Fig 9 shows the endpapers, covering the cords, the edges of the leather and occasional bits of nail. The endpapers have fables printed on them. I carefully made sure to chop the bottoms off the text to make them look like a shoddily re-used page from another book.

Top of the spine.

Fig 10: The top of the spine.

Fig 10 shows the top of the spine. The spine is slightly rounded when closed, the quires having been carefully positioned by hand. As the book is opened, the spine bends inwards.

Fig 11 shows the finished book, including a view of the spine, mounts and straps.

Finished book

Fig 11: The finished book.

Some things that could be improved to make this book more realistic:

Further Reading


Ferrel, Robert J., Medieval Bookbinding, Binding on Raised Cords, 2002.
Accessed: 29 Jan 2006
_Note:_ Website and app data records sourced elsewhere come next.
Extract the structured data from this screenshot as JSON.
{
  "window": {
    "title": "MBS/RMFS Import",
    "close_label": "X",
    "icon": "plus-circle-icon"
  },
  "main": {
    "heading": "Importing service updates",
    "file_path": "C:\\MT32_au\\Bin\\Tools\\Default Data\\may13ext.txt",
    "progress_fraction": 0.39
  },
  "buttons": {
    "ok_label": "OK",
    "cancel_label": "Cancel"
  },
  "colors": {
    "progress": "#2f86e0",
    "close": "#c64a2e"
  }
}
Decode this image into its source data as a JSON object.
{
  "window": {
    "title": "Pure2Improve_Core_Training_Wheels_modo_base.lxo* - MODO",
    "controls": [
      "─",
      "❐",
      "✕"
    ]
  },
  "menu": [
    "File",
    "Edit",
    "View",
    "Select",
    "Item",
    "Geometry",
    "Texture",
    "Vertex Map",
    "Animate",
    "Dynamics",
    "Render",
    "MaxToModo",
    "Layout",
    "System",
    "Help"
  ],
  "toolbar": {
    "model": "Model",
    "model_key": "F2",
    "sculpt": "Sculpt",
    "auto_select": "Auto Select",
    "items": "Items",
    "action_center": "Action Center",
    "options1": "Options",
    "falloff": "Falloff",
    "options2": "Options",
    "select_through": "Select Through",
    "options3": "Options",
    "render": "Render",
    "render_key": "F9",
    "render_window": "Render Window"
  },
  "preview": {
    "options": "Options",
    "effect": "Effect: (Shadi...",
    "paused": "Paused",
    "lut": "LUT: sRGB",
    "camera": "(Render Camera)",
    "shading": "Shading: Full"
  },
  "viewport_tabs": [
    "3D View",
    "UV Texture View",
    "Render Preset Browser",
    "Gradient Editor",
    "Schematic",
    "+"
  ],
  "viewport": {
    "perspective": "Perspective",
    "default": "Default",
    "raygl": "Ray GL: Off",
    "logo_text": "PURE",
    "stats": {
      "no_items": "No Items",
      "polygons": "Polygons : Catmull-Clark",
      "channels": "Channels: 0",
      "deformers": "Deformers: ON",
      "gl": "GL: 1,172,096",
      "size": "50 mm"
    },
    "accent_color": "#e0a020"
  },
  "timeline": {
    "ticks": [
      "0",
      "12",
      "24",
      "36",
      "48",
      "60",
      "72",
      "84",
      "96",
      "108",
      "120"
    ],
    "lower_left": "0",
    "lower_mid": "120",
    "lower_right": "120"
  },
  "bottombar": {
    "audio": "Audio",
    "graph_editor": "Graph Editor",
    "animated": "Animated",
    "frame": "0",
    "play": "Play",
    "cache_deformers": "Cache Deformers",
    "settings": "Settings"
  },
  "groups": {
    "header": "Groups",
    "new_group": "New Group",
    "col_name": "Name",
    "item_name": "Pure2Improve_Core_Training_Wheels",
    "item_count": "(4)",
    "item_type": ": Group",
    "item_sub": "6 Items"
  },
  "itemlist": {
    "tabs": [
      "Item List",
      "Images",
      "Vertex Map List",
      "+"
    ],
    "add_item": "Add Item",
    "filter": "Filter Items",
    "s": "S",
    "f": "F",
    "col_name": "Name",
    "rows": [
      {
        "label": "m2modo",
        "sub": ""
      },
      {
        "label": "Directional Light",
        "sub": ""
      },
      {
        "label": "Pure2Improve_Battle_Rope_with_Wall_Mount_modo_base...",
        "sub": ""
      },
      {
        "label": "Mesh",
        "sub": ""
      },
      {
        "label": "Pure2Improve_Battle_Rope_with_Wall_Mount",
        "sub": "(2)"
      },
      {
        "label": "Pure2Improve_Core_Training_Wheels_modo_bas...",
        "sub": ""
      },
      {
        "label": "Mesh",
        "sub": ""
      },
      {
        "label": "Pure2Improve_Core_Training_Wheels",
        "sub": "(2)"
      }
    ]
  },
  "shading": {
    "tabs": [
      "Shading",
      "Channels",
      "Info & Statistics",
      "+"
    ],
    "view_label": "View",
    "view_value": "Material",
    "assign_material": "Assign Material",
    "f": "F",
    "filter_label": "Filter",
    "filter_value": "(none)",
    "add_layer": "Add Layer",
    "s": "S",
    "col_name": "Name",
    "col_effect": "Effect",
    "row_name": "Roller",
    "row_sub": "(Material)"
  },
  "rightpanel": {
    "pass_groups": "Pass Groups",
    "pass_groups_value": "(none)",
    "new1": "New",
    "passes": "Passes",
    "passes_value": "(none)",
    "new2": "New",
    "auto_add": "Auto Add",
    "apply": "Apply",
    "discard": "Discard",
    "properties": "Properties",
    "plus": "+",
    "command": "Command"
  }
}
Jones, Douglas W., Bookbinding, A Tutorial, 1995.
Accessed: 29 Jan 2006

Tillotson, Dr Dianne, Bookbindings, 2005.
Accessed: 29 Jan 2006

Edlyn's Scriptorium, Spencer MS. 39 - A 15th Century German Girdle Book
http://home.earthlink.net/~ckbonder/id1.html Accessed 7/1/2005


Clement, Richard W., Medieval and Renaissance Book Production, ORB, 1997.
Accessed: 29 Jan 2006

Evolution of the Medieval Book, Cornell University, Ithaca, NY, 2002.
Accessed: 29 Jan 2006


Bookbinding and the Conservation of Books, A Dictionary of Descriptive Terminology -- Clasps, Etherington & Roberts, 2005.
Accessed: 29 Jan 2006

Merchant, Joycelyn, The Book Clasp Site, 2005.
Accessed: 29 Jan 2006


The British Library - Manuscripts Catalogue
Accessed: 29 Jan 2006

Hand Bookbindings: Plain and Simple to Grand and Glorious
Accessed: 29 Jan 2006

Posner Memorial Collection in Electronic Format
Accessed: 29 Jan 2006

Monastic-Manuscript Binding, University of Iowa Libraries
Accessed: 29 Jan 2006

Copyright Jaysen Ollerenshaw 2006. Free use for non-profit.

Joan & Crispin's Homepage: http://aelflaed.homemail.com.au/